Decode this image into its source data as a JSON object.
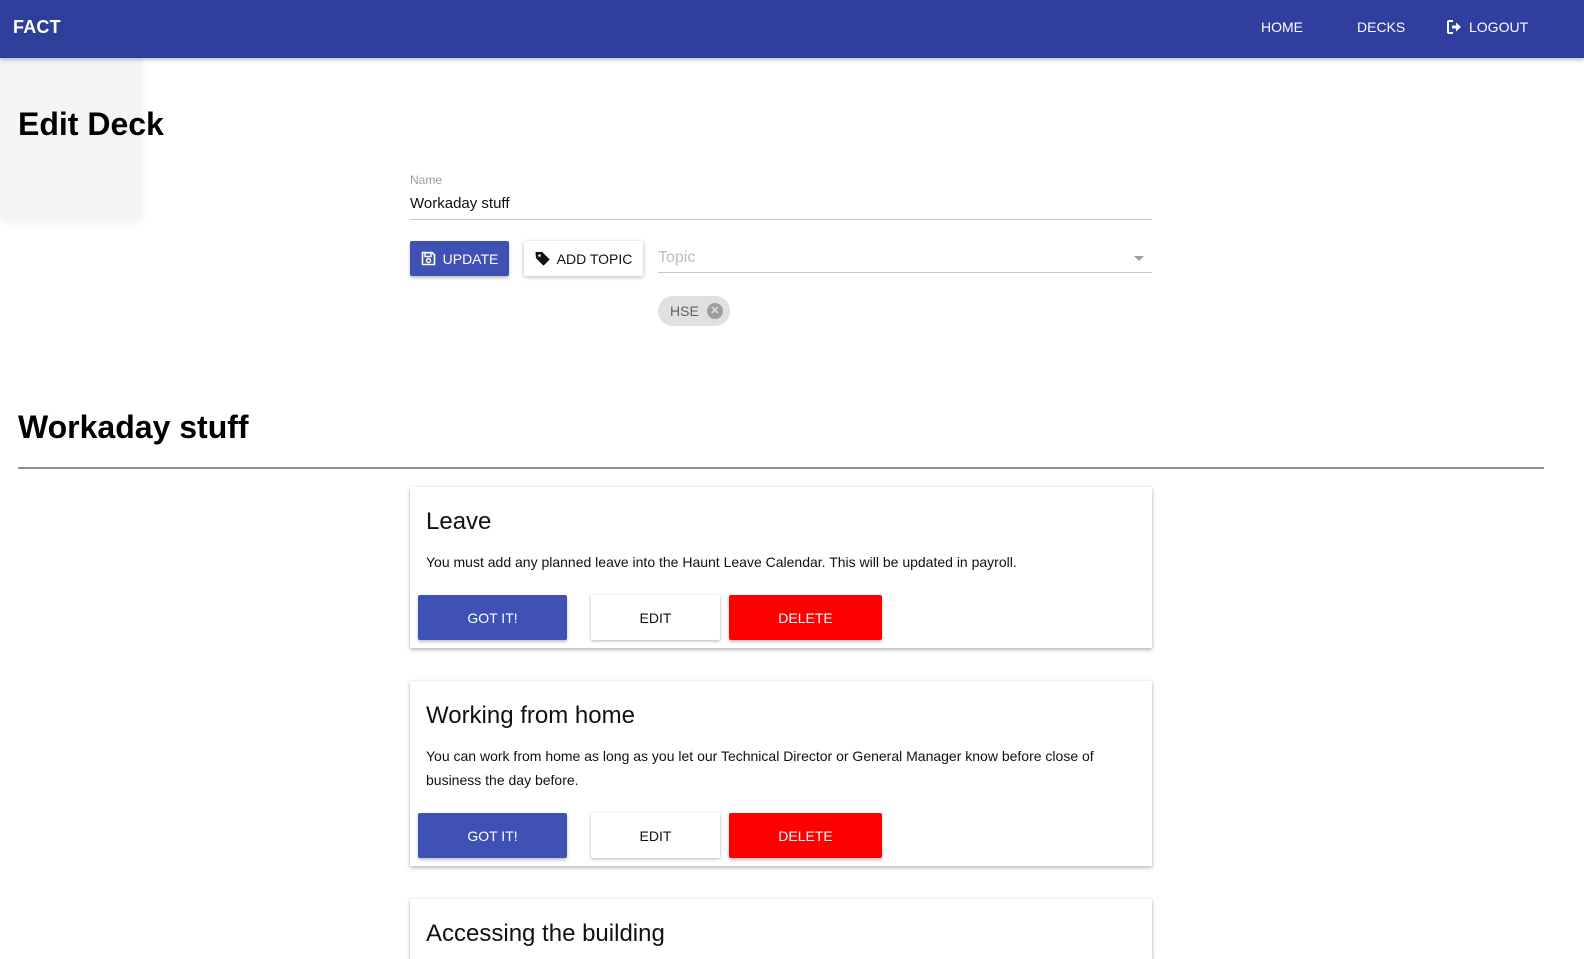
{
  "header": {
    "brand": "FACT",
    "nav": {
      "home": "HOME",
      "decks": "DECKS",
      "logout": "LOGOUT"
    }
  },
  "page": {
    "title": "Edit Deck"
  },
  "form": {
    "name_label": "Name",
    "name_value": "Workaday stuff",
    "update_label": "UPDATE",
    "add_topic_label": "ADD TOPIC",
    "topic_placeholder": "Topic",
    "chips": [
      "HSE"
    ]
  },
  "deck": {
    "title": "Workaday stuff",
    "cards": [
      {
        "title": "Leave",
        "body": "You must add any planned leave into the Haunt Leave Calendar. This will be updated in payroll.",
        "got_it": "GOT IT!",
        "edit": "EDIT",
        "delete": "DELETE"
      },
      {
        "title": "Working from home",
        "body": "You can work from home as long as you let our Technical Director or General Manager know before close of business the day before.",
        "got_it": "GOT IT!",
        "edit": "EDIT",
        "delete": "DELETE"
      },
      {
        "title": "Accessing the building"
      }
    ]
  },
  "colors": {
    "primary": "#3f51b5",
    "appbar": "#303f9f",
    "danger": "#ff0000"
  }
}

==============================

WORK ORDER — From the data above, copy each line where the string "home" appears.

REPLY —
      "home": "HOME",
        "title": "Working from home",
        "body": "You can work from home as long as you let our Technical Director or General Manager know before close of business the day before.",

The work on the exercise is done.